Jeremy Jackson is the William E. and Mary B. Ritter Professor of Oceanography at the Scripps Institution of Oceanography, University of California at San Diego, and a staff scientist at the Center for Tropical Paleoecology and Archaeology at the Smithsonian Tropical Research Institute. He is a fellow of the American Academy of Arts and Sciences as well as the American Association for the Advancement of Science and a member of the board of the World Wildlife Fund. Among the many awards he has received are the Secretary’s Gold Medal for Exceptional Service from the Smithsonian Institution in 1997 and the University of California Chancellor’s Award for Excellence in Science and Engineering in 2002. Discover magazine cited his research on overfishing as the outstanding discovery of 2002. He is the author of more than 100 scientific publications and five books. His current and recent past research interests center on paleoecology and macroevolution with particular interest in the environmental and biological consequences of the events leading up to the formation of the Isthmus of Panama over the past 15 million years.
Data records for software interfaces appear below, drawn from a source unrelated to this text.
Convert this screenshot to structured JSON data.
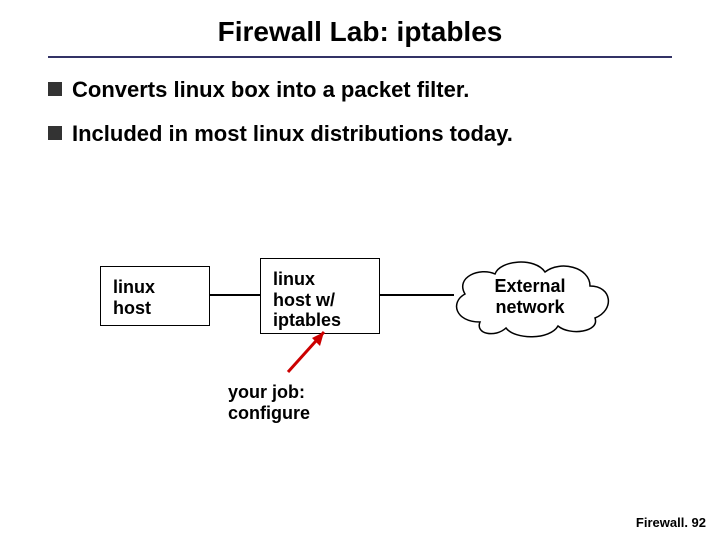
{
  "title": "Firewall Lab: iptables",
  "bullets": {
    "b1": "Converts linux box into a packet filter.",
    "b2": "Included in most linux distributions today."
  },
  "diagram": {
    "box1": "linux\nhost",
    "box2": "linux\nhost w/\niptables",
    "cloud": "External\nnetwork"
  },
  "annotation": "your job:\nconfigure",
  "footer": "Firewall. 92"
}
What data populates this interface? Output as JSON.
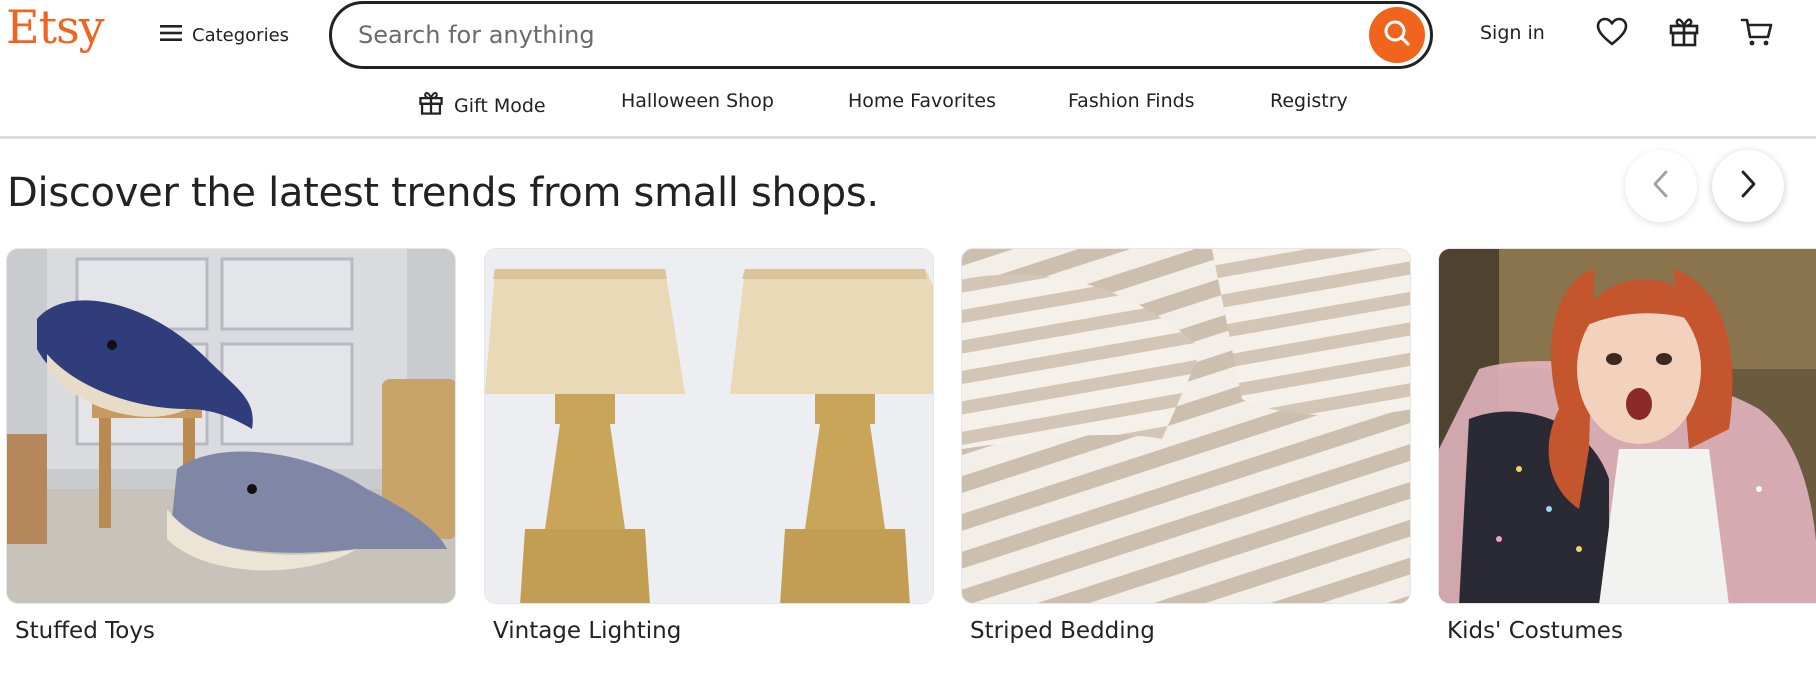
{
  "brand": {
    "logo_text": "Etsy",
    "accent_color": "#F1641E"
  },
  "header": {
    "categories_label": "Categories",
    "search": {
      "placeholder": "Search for anything",
      "value": ""
    },
    "sign_in_label": "Sign in",
    "icons": [
      "menu-icon",
      "search-icon",
      "heart-icon",
      "gift-icon",
      "cart-icon"
    ]
  },
  "subnav": {
    "items": [
      {
        "label": "Gift Mode",
        "icon": "gift-icon"
      },
      {
        "label": "Halloween Shop"
      },
      {
        "label": "Home Favorites"
      },
      {
        "label": "Fashion Finds"
      },
      {
        "label": "Registry"
      }
    ]
  },
  "discover": {
    "title": "Discover the latest trends from small shops.",
    "cards": [
      {
        "label": "Stuffed Toys"
      },
      {
        "label": "Vintage Lighting"
      },
      {
        "label": "Striped Bedding"
      },
      {
        "label": "Kids' Costumes"
      }
    ]
  }
}
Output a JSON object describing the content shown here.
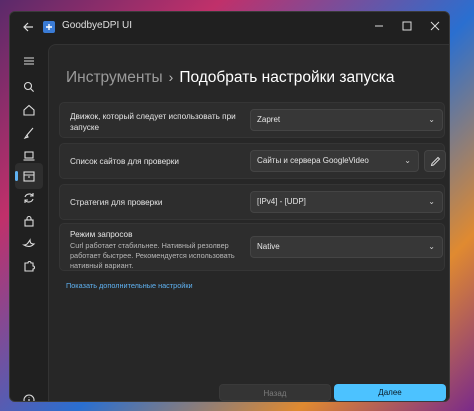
{
  "window": {
    "title": "GoodbyeDPI UI"
  },
  "breadcrumb": {
    "parent": "Инструменты",
    "separator": "›",
    "current": "Подобрать настройки запуска"
  },
  "settings": [
    {
      "label": "Движок, который следует использовать при запуске",
      "description": "",
      "value": "Zapret"
    },
    {
      "label": "Список сайтов для проверки",
      "description": "",
      "value": "Сайты и сервера GoogleVideo"
    },
    {
      "label": "Стратегия для проверки",
      "description": "",
      "value": "[IPv4] - [UDP]"
    },
    {
      "label": "Режим запросов",
      "description": "Curl работает стабильнее. Нативный резолвер работает быстрее. Рекомендуется использовать нативный вариант.",
      "value": "Native"
    }
  ],
  "links": {
    "advanced": "Показать дополнительные настройки"
  },
  "buttons": {
    "back": "Назад",
    "next": "Далее"
  },
  "icons": {
    "back": "arrow-left-icon",
    "minimize": "minimize-icon",
    "maximize": "maximize-icon",
    "close": "close-icon",
    "menu": "hamburger-icon",
    "search": "search-icon",
    "home": "home-icon",
    "brush": "brush-icon",
    "laptop": "laptop-icon",
    "tools": "toolbox-icon",
    "sync": "sync-icon",
    "lock": "lock-icon",
    "bird": "bird-icon",
    "puzzle": "puzzle-icon",
    "info": "info-icon",
    "edit": "pencil-icon"
  },
  "colors": {
    "accent": "#4cc2ff",
    "link": "#5fb2f2"
  }
}
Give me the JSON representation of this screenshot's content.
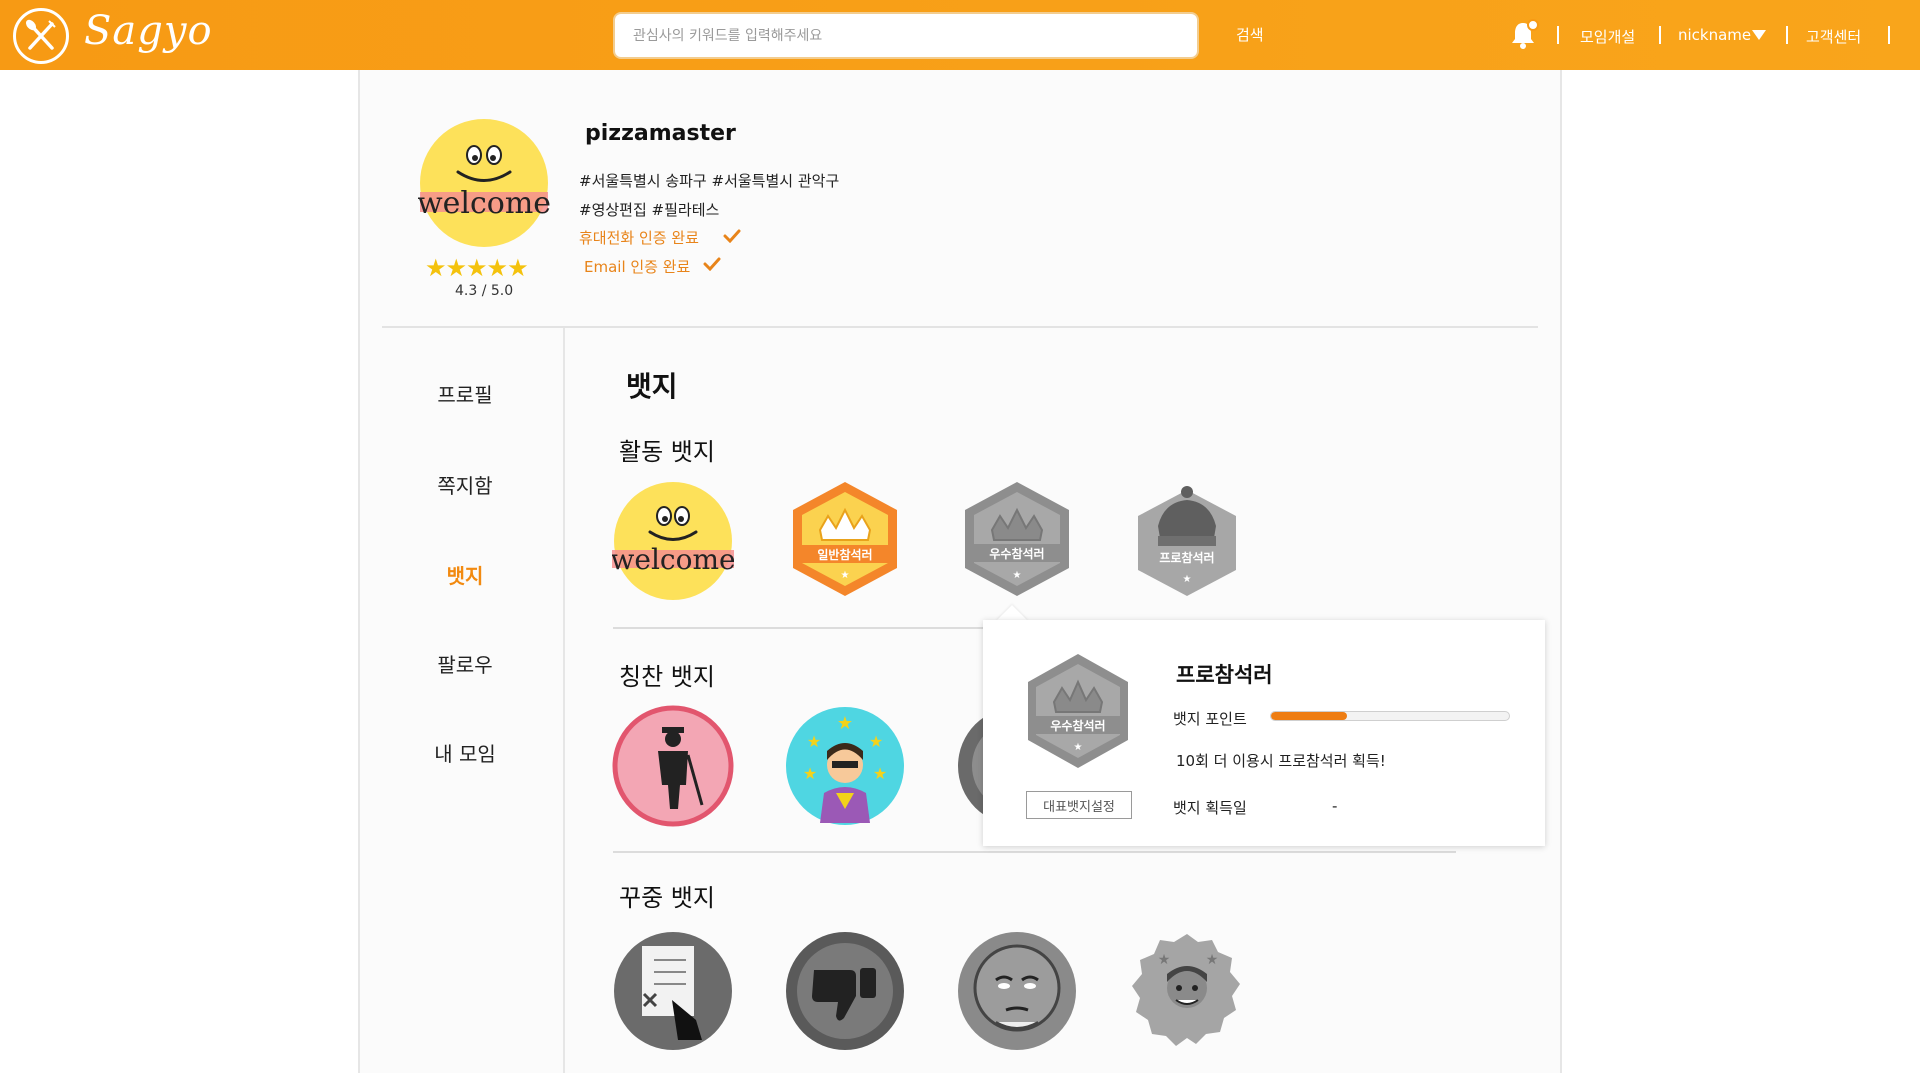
{
  "header": {
    "logo_text": "Sagyo",
    "search_placeholder": "관심사의 키워드를 입력해주세요",
    "search_button": "검색",
    "links": {
      "create_meeting": "모임개설",
      "nickname": "nickname",
      "support": "고객센터"
    },
    "accent_color": "#f79a14"
  },
  "profile": {
    "username": "pizzamaster",
    "tags_line1": "#서울특별시 송파구  #서울특별시 관악구",
    "tags_line2": "#영상편집 #필라테스",
    "phone_verified": "휴대전화 인증 완료",
    "email_verified": "Email 인증 완료",
    "stars": "★★★★★",
    "rating": "4.3 / 5.0",
    "rating_value": 4.3,
    "avatar_text": "welcome"
  },
  "sidebar": {
    "items": [
      {
        "label": "프로필",
        "active": false
      },
      {
        "label": "쪽지함",
        "active": false
      },
      {
        "label": "뱃지",
        "active": true
      },
      {
        "label": "팔로우",
        "active": false
      },
      {
        "label": "내 모임",
        "active": false
      }
    ]
  },
  "badges": {
    "title": "뱃지",
    "activity": {
      "title": "활동 뱃지",
      "items": [
        {
          "name": "welcome-badge",
          "label": "welcome"
        },
        {
          "name": "normal-participant-badge",
          "label": "일반참석러"
        },
        {
          "name": "excellent-participant-badge",
          "label": "우수참석러"
        },
        {
          "name": "pro-participant-badge",
          "label": "프로참석러"
        }
      ]
    },
    "praise": {
      "title": "칭찬 뱃지",
      "items": [
        {
          "name": "gentleman-badge"
        },
        {
          "name": "star-badge"
        },
        {
          "name": "praise-badge-3"
        }
      ]
    },
    "scold": {
      "title": "꾸중 뱃지",
      "items": [
        {
          "name": "checklist-badge"
        },
        {
          "name": "thumbs-down-badge"
        },
        {
          "name": "sleepy-face-badge"
        },
        {
          "name": "dizzy-face-badge"
        }
      ]
    }
  },
  "popup": {
    "title": "프로참석러",
    "badge_label": "우수참석러",
    "point_label": "뱃지 포인트",
    "point_progress": 0.32,
    "message": "10회 더 이용시 프로참석러 획득!",
    "acquired_label": "뱃지 획득일",
    "acquired_value": "-",
    "set_rep_button": "대표뱃지설정"
  }
}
Jackson is perhaps best known for his ground breaking research documenting the historical consequences of humankind’s exploitation of ocean resources from its first appearance to the present time. // Read interview transcript


William F. Laurance
William Laurance is a senior scientist at the Smithsonian Tropical Research Institute in Panama, and the Biological Dynamics of Forest Fragments Project in Brazilian Amazonia. His research is focused on assessing the impacts of intensive land-uses, such as habitat fragmentation, logging, and wildfires on tropical ecosystems. He is also broadly interested in global-change phenomena, and in conservation policy. A leading voice for tropical forest conservation, Dr. Laurance firmly believes that scientists must engage policy makers and the general public, in addition to other scientists. He has received a number of professional awards and is a fellow of the American Association of the Advancement of Science and World Innovation Foundation. He is currently president of the Association for Tropical Biology and Conservation, the world’s largest scientific organization devoted to the study and wise use of tropical ecosystems. // Read interview transcript

Series Directory

The Habitable Planet: A Systems Approach to Environmental Science 


Harvard Smithsonian Center for Astrophysics in association with the Harvard University Center for the Environment. 2007.
  • ISBN: 1-57680-883-1